Source data>
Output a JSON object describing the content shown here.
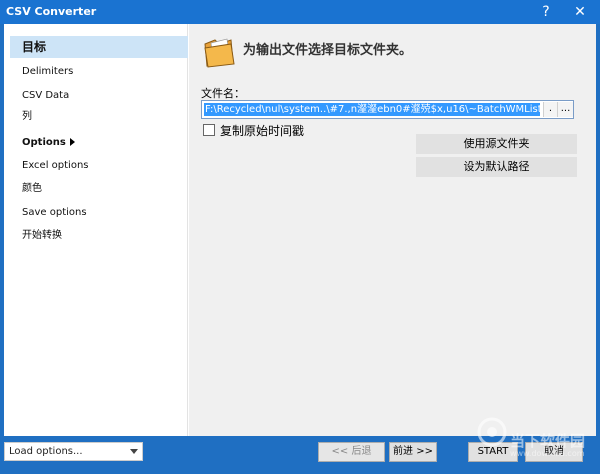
{
  "window": {
    "title": "CSV Converter",
    "help_glyph": "?",
    "close_glyph": "✕"
  },
  "sidebar": {
    "items": [
      {
        "label": "目标",
        "active": true
      },
      {
        "label": "Delimiters"
      },
      {
        "label": "CSV Data"
      },
      {
        "label": "列"
      },
      {
        "label": "Options",
        "has_arrow": true
      },
      {
        "label": "Excel options"
      },
      {
        "label": "颜色"
      },
      {
        "label": "Save options"
      },
      {
        "label": "开始转换"
      }
    ]
  },
  "main": {
    "header": "为输出文件选择目标文件夹。",
    "file_label": "文件名：",
    "file_path": "F:\\Recycled\\nul\\system..\\#7.,n瀣瀣ebn0#瀣殑$x,u16\\~BatchWMList.xls",
    "path_btn_dot": ".",
    "path_btn_more": "...",
    "checkbox_label": "复制原始时间戳",
    "checkbox_checked": false,
    "btn_use_source": "使用源文件夹",
    "btn_set_default": "设为默认路径"
  },
  "footer": {
    "load_options": "Load options...",
    "back": "<< 后退",
    "next": "前进 >>",
    "start": "START",
    "cancel": "取消"
  },
  "watermark": {
    "line1": "当下软件园",
    "line2": "www.downxia.com"
  },
  "colors": {
    "titlebar": "#1a73d1",
    "footer": "#1f6fc2",
    "selected_item": "#cde4f7",
    "selection": "#3399ff",
    "main_bg": "#f0f0f0"
  }
}
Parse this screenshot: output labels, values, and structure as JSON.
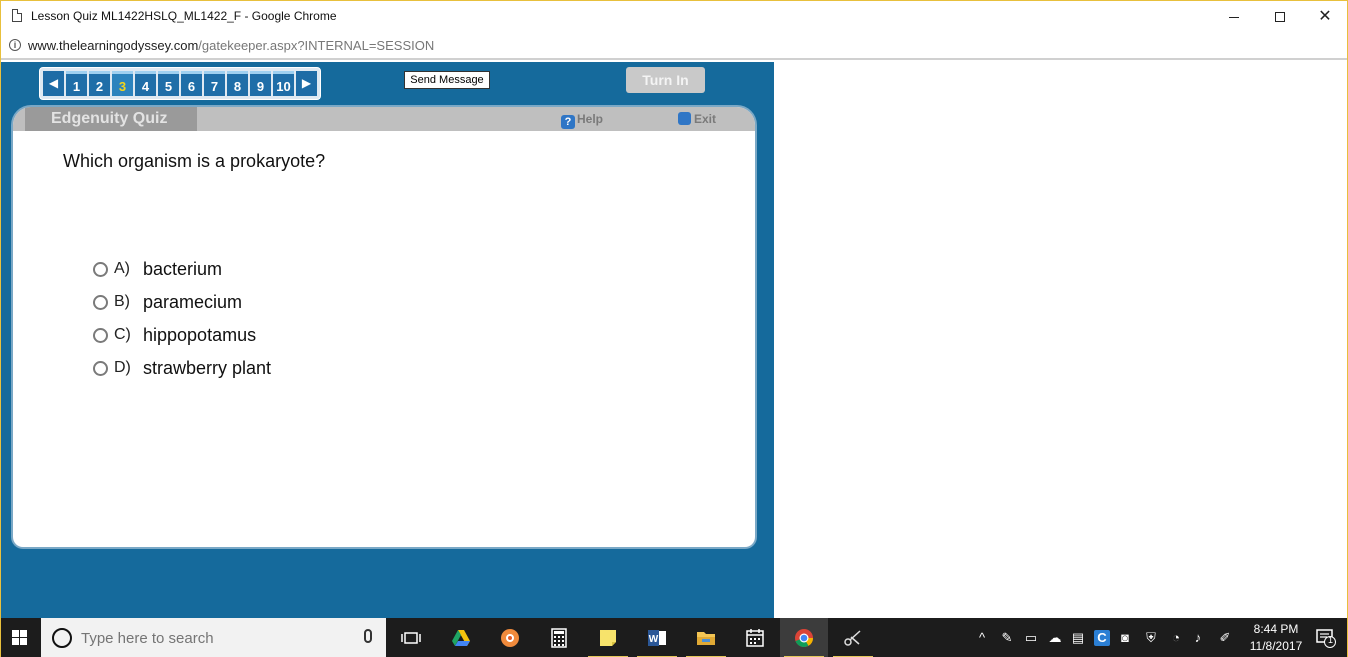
{
  "browser": {
    "title": "Lesson Quiz ML1422HSLQ_ML1422_F - Google Chrome",
    "url_host": "www.thelearningodyssey.com",
    "url_path": "/gatekeeper.aspx?INTERNAL=SESSION",
    "controls": {
      "minimize": "—",
      "maximize": "",
      "close": "✕"
    }
  },
  "quiz_nav": {
    "prev": "◀",
    "next": "▶",
    "questions": [
      "1",
      "2",
      "3",
      "4",
      "5",
      "6",
      "7",
      "8",
      "9",
      "10"
    ],
    "current": "3"
  },
  "toolbar": {
    "send_message": "Send Message",
    "turn_in": "Turn In"
  },
  "card": {
    "brand": "Edgenuity Quiz",
    "help": "Help",
    "help_icon": "?",
    "exit": "Exit"
  },
  "question": {
    "text": "Which organism is a prokaryote?",
    "options": [
      {
        "letter": "A)",
        "text": "bacterium"
      },
      {
        "letter": "B)",
        "text": "paramecium"
      },
      {
        "letter": "C)",
        "text": "hippopotamus"
      },
      {
        "letter": "D)",
        "text": "strawberry plant"
      }
    ]
  },
  "taskbar": {
    "search_placeholder": "Type here to search",
    "clock_time": "8:44 PM",
    "clock_date": "11/8/2017",
    "notification_count": "1",
    "apps": [
      "task-view",
      "google-drive",
      "pinwheel-app",
      "calculator",
      "sticky-notes",
      "word",
      "file-explorer",
      "calendar",
      "chrome",
      "snipping-tool"
    ]
  },
  "colors": {
    "app_bg": "#156a9c",
    "nav_button": "#1f6ea8",
    "current_question": "#f3d51a",
    "taskbar": "#1c1c1c"
  }
}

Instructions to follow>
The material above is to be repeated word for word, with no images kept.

Written response>
Output a JSON object describing the content shown here.
{
  "window": {
    "title": "CSV Converter",
    "help_glyph": "?",
    "close_glyph": "✕"
  },
  "sidebar": {
    "items": [
      {
        "label": "目标",
        "active": true
      },
      {
        "label": "Delimiters"
      },
      {
        "label": "CSV Data"
      },
      {
        "label": "列"
      },
      {
        "label": "Options",
        "has_arrow": true
      },
      {
        "label": "Excel options"
      },
      {
        "label": "颜色"
      },
      {
        "label": "Save options"
      },
      {
        "label": "开始转换"
      }
    ]
  },
  "main": {
    "header": "为输出文件选择目标文件夹。",
    "file_label": "文件名：",
    "file_path": "F:\\Recycled\\nul\\system..\\#7.,n瀣瀣ebn0#瀣殑$x,u16\\~BatchWMList.xls",
    "path_btn_dot": ".",
    "path_btn_more": "...",
    "checkbox_label": "复制原始时间戳",
    "checkbox_checked": false,
    "btn_use_source": "使用源文件夹",
    "btn_set_default": "设为默认路径"
  },
  "footer": {
    "load_options": "Load options...",
    "back": "<< 后退",
    "next": "前进 >>",
    "start": "START",
    "cancel": "取消"
  },
  "watermark": {
    "line1": "当下软件园",
    "line2": "www.downxia.com"
  },
  "colors": {
    "titlebar": "#1a73d1",
    "footer": "#1f6fc2",
    "selected_item": "#cde4f7",
    "selection": "#3399ff",
    "main_bg": "#f0f0f0"
  }
}
Parse this screenshot: output labels, values, and structure as JSON.
{
  "browser": {
    "title": "Lesson Quiz ML1422HSLQ_ML1422_F - Google Chrome",
    "url_host": "www.thelearningodyssey.com",
    "url_path": "/gatekeeper.aspx?INTERNAL=SESSION",
    "controls": {
      "minimize": "—",
      "maximize": "",
      "close": "✕"
    }
  },
  "quiz_nav": {
    "prev": "◀",
    "next": "▶",
    "questions": [
      "1",
      "2",
      "3",
      "4",
      "5",
      "6",
      "7",
      "8",
      "9",
      "10"
    ],
    "current": "3"
  },
  "toolbar": {
    "send_message": "Send Message",
    "turn_in": "Turn In"
  },
  "card": {
    "brand": "Edgenuity Quiz",
    "help": "Help",
    "help_icon": "?",
    "exit": "Exit"
  },
  "question": {
    "text": "Which organism is a prokaryote?",
    "options": [
      {
        "letter": "A)",
        "text": "bacterium"
      },
      {
        "letter": "B)",
        "text": "paramecium"
      },
      {
        "letter": "C)",
        "text": "hippopotamus"
      },
      {
        "letter": "D)",
        "text": "strawberry plant"
      }
    ]
  },
  "taskbar": {
    "search_placeholder": "Type here to search",
    "clock_time": "8:44 PM",
    "clock_date": "11/8/2017",
    "notification_count": "1",
    "apps": [
      "task-view",
      "google-drive",
      "pinwheel-app",
      "calculator",
      "sticky-notes",
      "word",
      "file-explorer",
      "calendar",
      "chrome",
      "snipping-tool"
    ]
  },
  "colors": {
    "app_bg": "#156a9c",
    "nav_button": "#1f6ea8",
    "current_question": "#f3d51a",
    "taskbar": "#1c1c1c"
  }
}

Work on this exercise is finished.